Two SpaceX Falcon 9 rockets remain on track to attempt back-to-back astronaut and Starlink satellite launches later this week.
Both SpaceX East Coast drone ships Just Read The Instructions (JRTI) and A Shortfall of Gravitas (ASOG) and two new support and fairing recovery ships (Bob and Doug) are all headed northeast into the Atlantic Ocean, where they’ll soon reach landing zones stationed just ~50 km (~30 mi) apart. As early as 9:03pm EST Wednesday, November 10th (02:03 UTC 11 Nov), the first of those Falcon 9s is scheduled to lift off on its second mission for NASA, sending a new Crew Dragon and four international astronauts on their way to the International Space Station (ISS).
If all goes to plan, less than a day and a half later, a second Falcon 9 rocket will lift off from SpaceX’s other East Coast launch site as part of “Starlink 4-1” – the company’s first dedicated Florida Starlink launch in almost six months.
Starlink 4-1 is scheduled to launch NET 7:40am EST (12:40 UTC) on Friday, November 12th with Falcon 9 booster B1062, a new expendable upper stage, a (likely) reused fairing, and 53 Starlink V1.5 satellites – likely the first of their kind to launch from the East Coast.
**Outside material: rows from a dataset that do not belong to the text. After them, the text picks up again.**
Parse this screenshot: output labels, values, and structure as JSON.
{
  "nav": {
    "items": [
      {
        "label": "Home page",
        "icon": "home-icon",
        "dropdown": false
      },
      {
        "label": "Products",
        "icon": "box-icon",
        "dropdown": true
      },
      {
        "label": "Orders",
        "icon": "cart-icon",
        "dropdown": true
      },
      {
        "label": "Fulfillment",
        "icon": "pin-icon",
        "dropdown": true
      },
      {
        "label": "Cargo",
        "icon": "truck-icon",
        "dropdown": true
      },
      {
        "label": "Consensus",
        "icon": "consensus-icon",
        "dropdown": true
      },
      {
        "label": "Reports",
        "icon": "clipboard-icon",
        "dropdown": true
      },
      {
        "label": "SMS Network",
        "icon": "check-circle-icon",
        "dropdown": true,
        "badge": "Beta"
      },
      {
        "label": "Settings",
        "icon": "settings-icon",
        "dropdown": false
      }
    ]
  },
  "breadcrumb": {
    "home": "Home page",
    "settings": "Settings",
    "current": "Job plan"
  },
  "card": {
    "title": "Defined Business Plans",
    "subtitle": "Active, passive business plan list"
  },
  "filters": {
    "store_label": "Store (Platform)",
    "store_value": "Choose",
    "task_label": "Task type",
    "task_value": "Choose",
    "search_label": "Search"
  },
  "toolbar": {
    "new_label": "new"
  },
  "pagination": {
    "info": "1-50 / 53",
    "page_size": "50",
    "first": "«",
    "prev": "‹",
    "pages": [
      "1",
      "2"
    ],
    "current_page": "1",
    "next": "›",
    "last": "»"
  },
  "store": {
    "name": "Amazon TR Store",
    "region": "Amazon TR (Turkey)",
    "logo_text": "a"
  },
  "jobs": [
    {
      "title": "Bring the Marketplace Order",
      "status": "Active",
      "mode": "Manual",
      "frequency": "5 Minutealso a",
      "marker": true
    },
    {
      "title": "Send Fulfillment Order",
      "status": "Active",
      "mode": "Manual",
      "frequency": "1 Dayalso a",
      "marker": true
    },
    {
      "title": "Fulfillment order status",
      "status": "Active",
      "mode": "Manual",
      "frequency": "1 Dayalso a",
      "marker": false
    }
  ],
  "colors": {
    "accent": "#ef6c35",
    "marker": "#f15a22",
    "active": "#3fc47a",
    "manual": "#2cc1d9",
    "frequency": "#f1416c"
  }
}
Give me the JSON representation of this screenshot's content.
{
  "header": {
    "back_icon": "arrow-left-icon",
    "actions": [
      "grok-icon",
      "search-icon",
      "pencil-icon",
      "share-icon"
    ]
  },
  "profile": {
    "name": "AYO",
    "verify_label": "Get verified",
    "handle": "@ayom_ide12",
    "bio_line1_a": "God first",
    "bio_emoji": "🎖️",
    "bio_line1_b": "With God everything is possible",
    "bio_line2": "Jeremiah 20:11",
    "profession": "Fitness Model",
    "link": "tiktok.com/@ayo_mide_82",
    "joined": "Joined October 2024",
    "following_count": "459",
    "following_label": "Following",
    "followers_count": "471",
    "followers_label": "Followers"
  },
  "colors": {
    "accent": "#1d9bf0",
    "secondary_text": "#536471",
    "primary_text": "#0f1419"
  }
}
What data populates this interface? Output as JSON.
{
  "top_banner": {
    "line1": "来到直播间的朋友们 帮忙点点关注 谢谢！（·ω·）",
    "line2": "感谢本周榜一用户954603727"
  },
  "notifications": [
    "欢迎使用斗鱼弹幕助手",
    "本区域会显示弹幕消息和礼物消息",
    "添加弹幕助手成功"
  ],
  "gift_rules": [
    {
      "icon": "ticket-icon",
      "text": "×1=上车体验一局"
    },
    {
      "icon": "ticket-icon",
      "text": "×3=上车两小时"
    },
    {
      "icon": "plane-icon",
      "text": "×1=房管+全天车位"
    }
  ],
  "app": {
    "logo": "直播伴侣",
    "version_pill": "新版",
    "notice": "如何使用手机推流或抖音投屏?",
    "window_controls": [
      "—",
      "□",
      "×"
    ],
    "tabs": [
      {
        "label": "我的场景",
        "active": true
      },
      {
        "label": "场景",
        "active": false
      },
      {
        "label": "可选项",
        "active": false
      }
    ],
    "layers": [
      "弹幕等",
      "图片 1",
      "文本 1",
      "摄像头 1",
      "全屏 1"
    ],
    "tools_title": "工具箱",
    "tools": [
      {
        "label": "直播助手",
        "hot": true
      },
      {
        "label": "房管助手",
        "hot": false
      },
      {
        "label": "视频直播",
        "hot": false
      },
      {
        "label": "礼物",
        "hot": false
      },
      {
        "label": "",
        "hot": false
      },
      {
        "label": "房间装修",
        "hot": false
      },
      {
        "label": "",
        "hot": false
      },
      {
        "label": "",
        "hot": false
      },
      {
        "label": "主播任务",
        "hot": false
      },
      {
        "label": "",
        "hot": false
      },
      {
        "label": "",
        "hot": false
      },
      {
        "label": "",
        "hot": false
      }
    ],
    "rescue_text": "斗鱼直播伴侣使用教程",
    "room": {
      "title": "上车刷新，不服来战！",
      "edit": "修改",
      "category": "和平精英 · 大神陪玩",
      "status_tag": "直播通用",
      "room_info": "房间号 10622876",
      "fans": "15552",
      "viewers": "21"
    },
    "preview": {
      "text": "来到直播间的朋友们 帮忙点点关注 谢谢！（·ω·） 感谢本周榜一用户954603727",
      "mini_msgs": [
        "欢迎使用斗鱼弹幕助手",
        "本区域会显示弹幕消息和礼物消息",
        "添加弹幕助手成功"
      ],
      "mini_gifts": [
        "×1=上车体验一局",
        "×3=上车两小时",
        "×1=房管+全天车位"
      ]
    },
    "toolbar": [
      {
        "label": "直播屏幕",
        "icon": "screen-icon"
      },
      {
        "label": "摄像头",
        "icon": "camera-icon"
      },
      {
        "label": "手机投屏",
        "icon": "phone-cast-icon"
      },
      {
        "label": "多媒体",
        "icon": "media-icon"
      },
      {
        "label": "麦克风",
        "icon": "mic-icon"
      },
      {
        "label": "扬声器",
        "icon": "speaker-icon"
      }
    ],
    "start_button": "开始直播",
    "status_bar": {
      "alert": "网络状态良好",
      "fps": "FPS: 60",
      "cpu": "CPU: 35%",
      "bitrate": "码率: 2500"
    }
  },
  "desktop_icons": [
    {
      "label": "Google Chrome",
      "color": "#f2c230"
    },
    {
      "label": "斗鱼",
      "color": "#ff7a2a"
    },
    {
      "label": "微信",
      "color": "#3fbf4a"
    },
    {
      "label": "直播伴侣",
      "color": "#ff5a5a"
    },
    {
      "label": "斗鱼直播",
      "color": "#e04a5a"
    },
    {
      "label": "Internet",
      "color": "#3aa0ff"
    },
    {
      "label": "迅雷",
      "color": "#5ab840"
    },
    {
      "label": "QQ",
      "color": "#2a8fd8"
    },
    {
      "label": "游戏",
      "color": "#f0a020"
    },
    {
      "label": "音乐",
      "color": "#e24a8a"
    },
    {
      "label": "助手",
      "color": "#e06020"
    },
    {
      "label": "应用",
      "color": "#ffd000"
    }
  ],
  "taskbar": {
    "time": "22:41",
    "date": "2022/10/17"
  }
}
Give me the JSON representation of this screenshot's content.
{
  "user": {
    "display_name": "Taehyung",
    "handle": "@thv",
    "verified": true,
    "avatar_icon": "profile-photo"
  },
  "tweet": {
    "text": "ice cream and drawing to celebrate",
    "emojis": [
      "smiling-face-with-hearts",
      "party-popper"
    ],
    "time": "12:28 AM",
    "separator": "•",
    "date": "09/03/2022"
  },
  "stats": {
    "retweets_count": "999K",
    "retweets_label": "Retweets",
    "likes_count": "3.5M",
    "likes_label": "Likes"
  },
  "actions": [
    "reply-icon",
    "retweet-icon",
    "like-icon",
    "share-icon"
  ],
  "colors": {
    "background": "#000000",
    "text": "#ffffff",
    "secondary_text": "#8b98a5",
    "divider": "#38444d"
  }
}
While the mission profile will be almost identical to all 29 of SpaceX’s dedicated East Coast Starlink launches, it will be targeting a slightly lower and different orbit to kick off the second of five constellation ‘shells’.
Unlike the ~1700 Starlink V1.0 satellites SpaceX launched over the last two years, the Starlink V1.5 satellites the company recently began launching feature a partially upgraded design but are mainly distinguished by the addition of several ‘space lasers’. More officially known as optical interlinks, those lasers will allow Starlink satellites to connect to each other and route communications entirely in orbit, exploiting the vacuum of space to create what amount to wireless fiber-optic links with bandwidth on the order of tens or hundreds of gigabits per second (Gbps). As a result, there’s a good chance that SpaceX will eventually replace the first-generation Starlink V1.0 constellation as soon as possible, leaving an upgraded and laser-linked copycat in their place.
If SpaceX interlinks most or all of its constellation with lasers, it could drastically simplify Starlink ground station operations and cut down on the bureaucratic work required to license and build those stations in virtually every country Starlink wants to operate in. It would also make it far easier for SpaceX to serve unprecedentedly high-quality internet to aircraft and ships – a captive market practically begging for disruption.
In a prelaunch briefing late on November 9th, SpaceX vice president Bill Gerstenmaier revealed that drone ship Just Read The Instructions (JRTI) – originally meant to support Crew-3’s booster landing – had gotten “beat up” by the Atlantic, forcing it to swap places with A Shortfall of Gravitas (ASOG). It’s unclear if the damage JRTI may or may not have received is enough to require a return to port, which could trigger a week or more of Starlink 4-1 launch delays. For now, though, there are no signs of a delay.
Prior to Starlink 4-1, SpaceX is set for its fifth astronaut launch since May 2020 and third operational NASA ‘crew rotation’ mission on Wednesday, November 10th. Crew-3 will also host the 15th through 18th astronauts launched by SpaceX, nominally sending Raja Chari, Thomas Marshburn, Kayla Barron (NASA), and Matthias Maurer (ESA) on their way to an ISS docking on November 11th.